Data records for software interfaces
* * * * * * * * *

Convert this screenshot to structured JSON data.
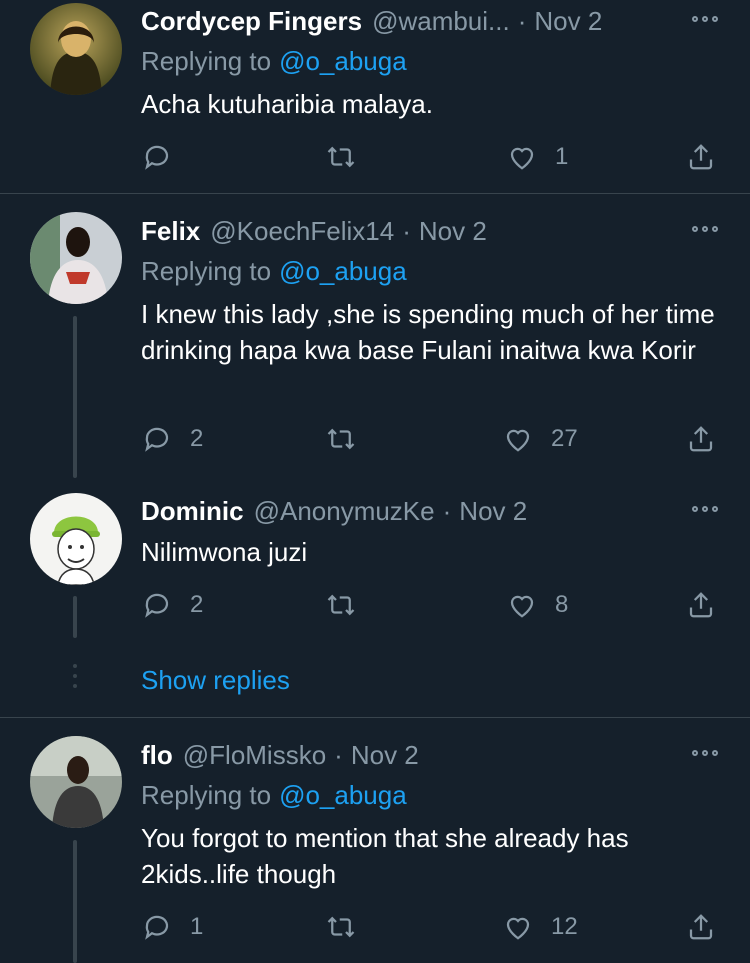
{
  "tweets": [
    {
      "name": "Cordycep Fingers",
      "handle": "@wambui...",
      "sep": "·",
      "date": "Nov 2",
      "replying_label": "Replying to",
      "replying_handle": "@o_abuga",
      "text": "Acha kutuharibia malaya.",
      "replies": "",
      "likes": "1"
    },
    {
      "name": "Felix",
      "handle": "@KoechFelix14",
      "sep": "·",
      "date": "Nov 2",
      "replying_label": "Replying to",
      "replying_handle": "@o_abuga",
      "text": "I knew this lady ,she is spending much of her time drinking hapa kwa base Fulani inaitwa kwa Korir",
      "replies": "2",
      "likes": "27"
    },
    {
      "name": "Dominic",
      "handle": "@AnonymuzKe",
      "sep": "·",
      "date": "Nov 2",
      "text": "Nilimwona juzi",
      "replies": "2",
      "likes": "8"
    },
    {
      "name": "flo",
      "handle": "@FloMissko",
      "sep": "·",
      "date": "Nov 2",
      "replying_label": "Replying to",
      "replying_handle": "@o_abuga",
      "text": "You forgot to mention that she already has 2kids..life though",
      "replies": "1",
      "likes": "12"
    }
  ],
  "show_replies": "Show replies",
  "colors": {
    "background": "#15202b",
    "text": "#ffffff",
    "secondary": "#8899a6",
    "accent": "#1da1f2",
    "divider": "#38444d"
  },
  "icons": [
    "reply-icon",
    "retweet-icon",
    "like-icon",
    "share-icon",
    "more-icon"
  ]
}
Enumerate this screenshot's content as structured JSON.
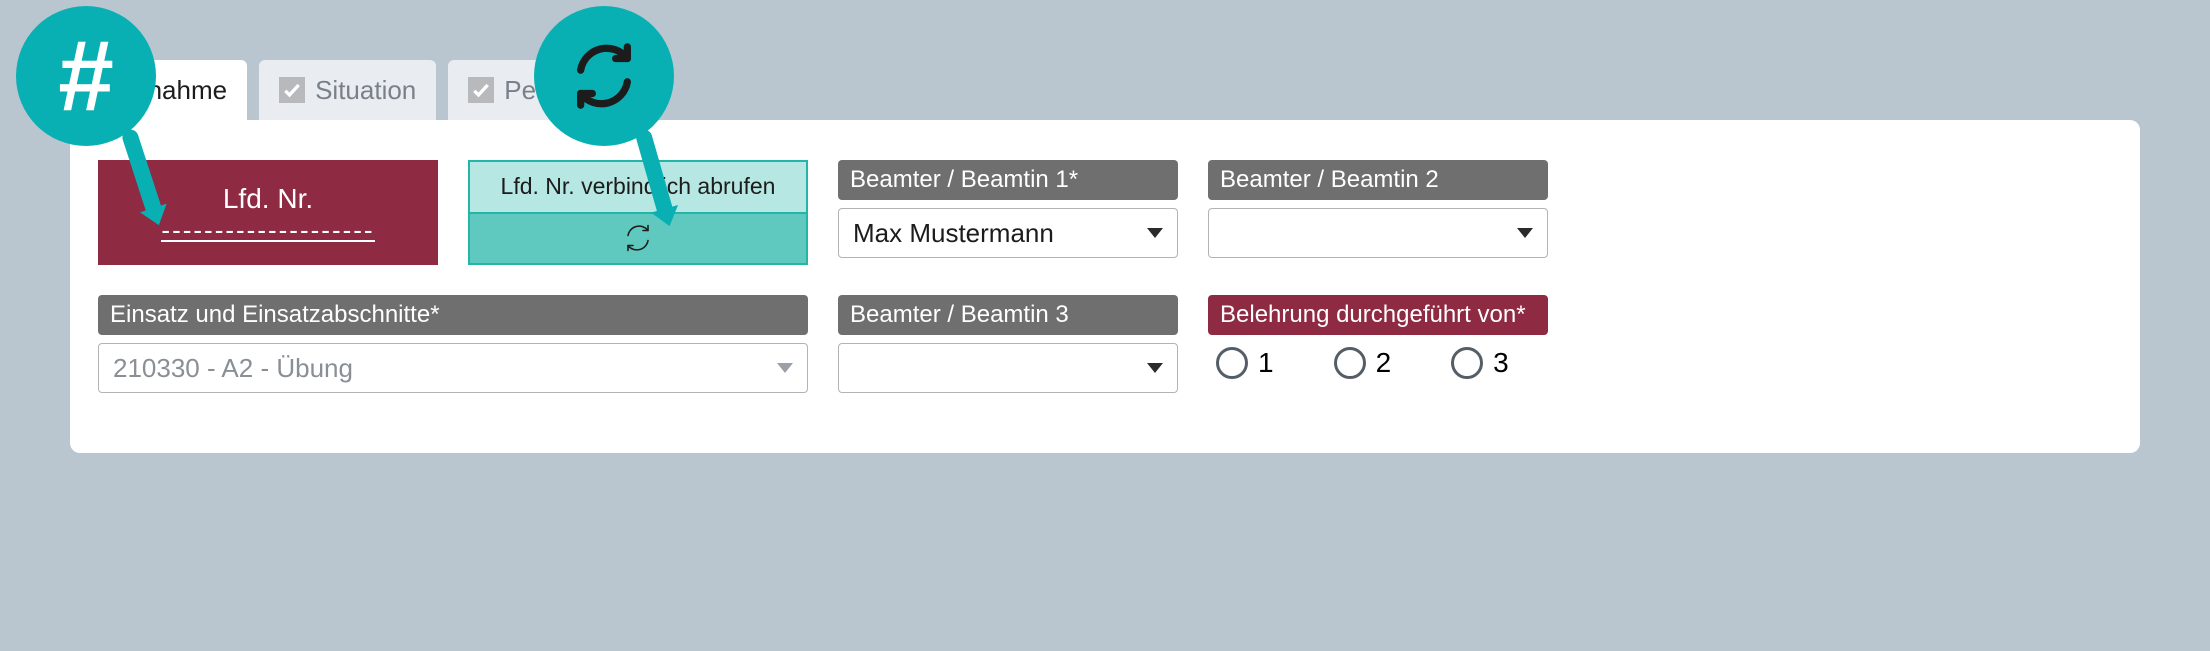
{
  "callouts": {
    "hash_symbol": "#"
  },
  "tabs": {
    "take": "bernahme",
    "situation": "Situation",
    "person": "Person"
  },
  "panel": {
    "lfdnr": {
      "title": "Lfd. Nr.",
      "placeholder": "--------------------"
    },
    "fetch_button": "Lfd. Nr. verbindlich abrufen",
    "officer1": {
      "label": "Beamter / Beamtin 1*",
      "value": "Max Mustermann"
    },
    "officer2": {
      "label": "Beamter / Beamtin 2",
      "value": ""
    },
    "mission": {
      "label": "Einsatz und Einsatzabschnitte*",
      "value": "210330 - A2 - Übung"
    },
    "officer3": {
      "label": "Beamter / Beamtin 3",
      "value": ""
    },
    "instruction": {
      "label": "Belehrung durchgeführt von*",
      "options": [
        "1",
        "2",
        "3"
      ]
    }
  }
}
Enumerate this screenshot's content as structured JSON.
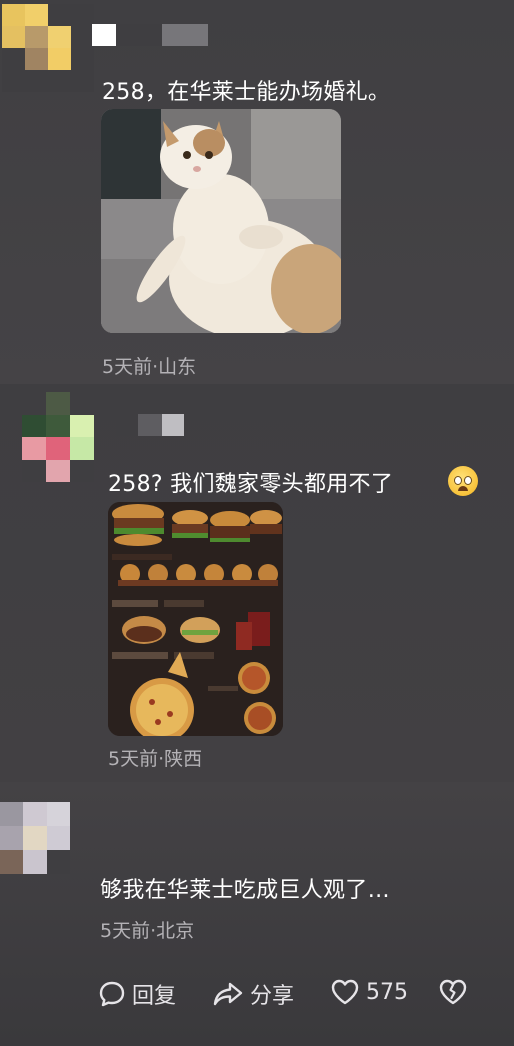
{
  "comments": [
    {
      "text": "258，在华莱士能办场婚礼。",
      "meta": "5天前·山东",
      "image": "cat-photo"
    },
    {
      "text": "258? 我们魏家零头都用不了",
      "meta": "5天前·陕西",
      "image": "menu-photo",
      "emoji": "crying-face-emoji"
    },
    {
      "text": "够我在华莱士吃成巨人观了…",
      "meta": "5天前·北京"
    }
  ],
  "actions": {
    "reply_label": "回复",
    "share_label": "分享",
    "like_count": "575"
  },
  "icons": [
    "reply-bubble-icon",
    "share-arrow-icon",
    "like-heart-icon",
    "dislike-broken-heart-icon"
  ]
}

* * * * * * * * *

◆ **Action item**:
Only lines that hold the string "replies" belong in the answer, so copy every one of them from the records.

◆ **Exercise solution**:
      "replies": "",
      "replies": "2",
      "replies": "2",
      "replies": "1",
  "show_replies": "Show replies",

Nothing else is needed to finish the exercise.